Thinking about the appointment of Dr. Regina Benjamin, through a thread started by Jeff Fecke. By the way what an amazing achievement, it's funny after Barack Obama, then Sonia Sotomayor, it's becoming almost commonplace to see POC scaling the heights of American society!
Anyway, she has been criticised for being pleasingly plump, possibly even flat out fat. This predictable line has been used to disqualify her ascendancy to the office of Surgeon General, no less. Apparently it sets a bad example or something. It can be hard to keep up with what they are saying at times because it is just so banal and tends to bleed into one sentiment-stop the fatty.
What the thread highlighted again was two things, the desire of people who believe in the obesity crisis rhetoric to make fat acceptance it's polar opposite. I know, how insulting as if we could get away with something so stupid or would trouble ourselves with something so fatuous.

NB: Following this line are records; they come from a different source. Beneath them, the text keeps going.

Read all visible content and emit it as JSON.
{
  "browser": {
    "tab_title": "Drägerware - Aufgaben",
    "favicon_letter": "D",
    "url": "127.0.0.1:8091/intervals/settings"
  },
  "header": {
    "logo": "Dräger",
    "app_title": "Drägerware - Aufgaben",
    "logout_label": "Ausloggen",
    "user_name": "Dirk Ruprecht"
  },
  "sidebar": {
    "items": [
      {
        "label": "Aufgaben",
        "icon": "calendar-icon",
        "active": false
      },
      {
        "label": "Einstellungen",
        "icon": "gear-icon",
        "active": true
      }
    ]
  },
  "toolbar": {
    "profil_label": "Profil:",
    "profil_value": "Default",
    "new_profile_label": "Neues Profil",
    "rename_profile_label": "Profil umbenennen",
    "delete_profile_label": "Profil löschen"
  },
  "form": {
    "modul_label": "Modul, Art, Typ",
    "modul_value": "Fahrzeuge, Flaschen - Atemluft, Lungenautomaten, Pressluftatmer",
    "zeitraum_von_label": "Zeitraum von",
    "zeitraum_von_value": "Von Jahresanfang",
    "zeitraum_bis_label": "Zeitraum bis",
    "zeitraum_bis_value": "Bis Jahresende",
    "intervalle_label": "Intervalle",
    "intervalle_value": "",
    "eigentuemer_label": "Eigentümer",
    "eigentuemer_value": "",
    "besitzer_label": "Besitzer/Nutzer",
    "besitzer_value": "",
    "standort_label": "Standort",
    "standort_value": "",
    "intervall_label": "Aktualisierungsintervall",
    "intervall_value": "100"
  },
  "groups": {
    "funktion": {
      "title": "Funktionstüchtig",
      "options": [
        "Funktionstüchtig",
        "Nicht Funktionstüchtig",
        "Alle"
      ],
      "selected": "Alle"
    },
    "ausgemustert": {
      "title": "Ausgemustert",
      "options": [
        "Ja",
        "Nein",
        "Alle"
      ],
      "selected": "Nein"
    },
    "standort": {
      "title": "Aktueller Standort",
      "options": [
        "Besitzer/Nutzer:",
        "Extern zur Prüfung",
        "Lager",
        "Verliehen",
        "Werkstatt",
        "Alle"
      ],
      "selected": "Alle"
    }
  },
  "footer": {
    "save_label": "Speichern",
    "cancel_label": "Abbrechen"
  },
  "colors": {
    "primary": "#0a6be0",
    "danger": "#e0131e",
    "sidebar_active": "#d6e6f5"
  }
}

Also, the effects of this belief on people's capacity to reason or even grasp what you are saying.
You don't have to touch FA with a ten foot barge pole to get what we are saying and even to agree with it. All you have to do, is accept reality is real, not a delusion that one can superimpose on willy nilly.
I know that a lot of people are very fond of describing FA as 'radical' meaning extreme. I blame it on radical chic from way back when the term became glamorous. I think of radical as a position, neither good nor bad that describes a point of view that comes from the deepest possible view.
Extremism more readily describes weight loss dieting and calorie manipulation in general, it's just about as far as you can go with using your conscious mind to control your food intake and eating, it's effects on the body would suggest this too.
Dr. Benjamin's appointment shows how easy it is to switch attack from more crude points such as race, to weight which is a godsend to those wishing to attack "undesirables". It's an example of finding ways to block people who aspire to greater than their assigned role in life, without upsetting ideas about meritocracy.
Which incidentally, is often the complaint about any suggestion of affirmative action. Favouring slimness in this sense would be worse than that and yet it's okay to propose it.
The snobbery around food often signals the idea that you are not like us who have class the value and achievements of the person being less important than 'associations'.
Incdientally, a better role model than Dr. B, if you want that sort of thing would be hard to find. Good luck to her.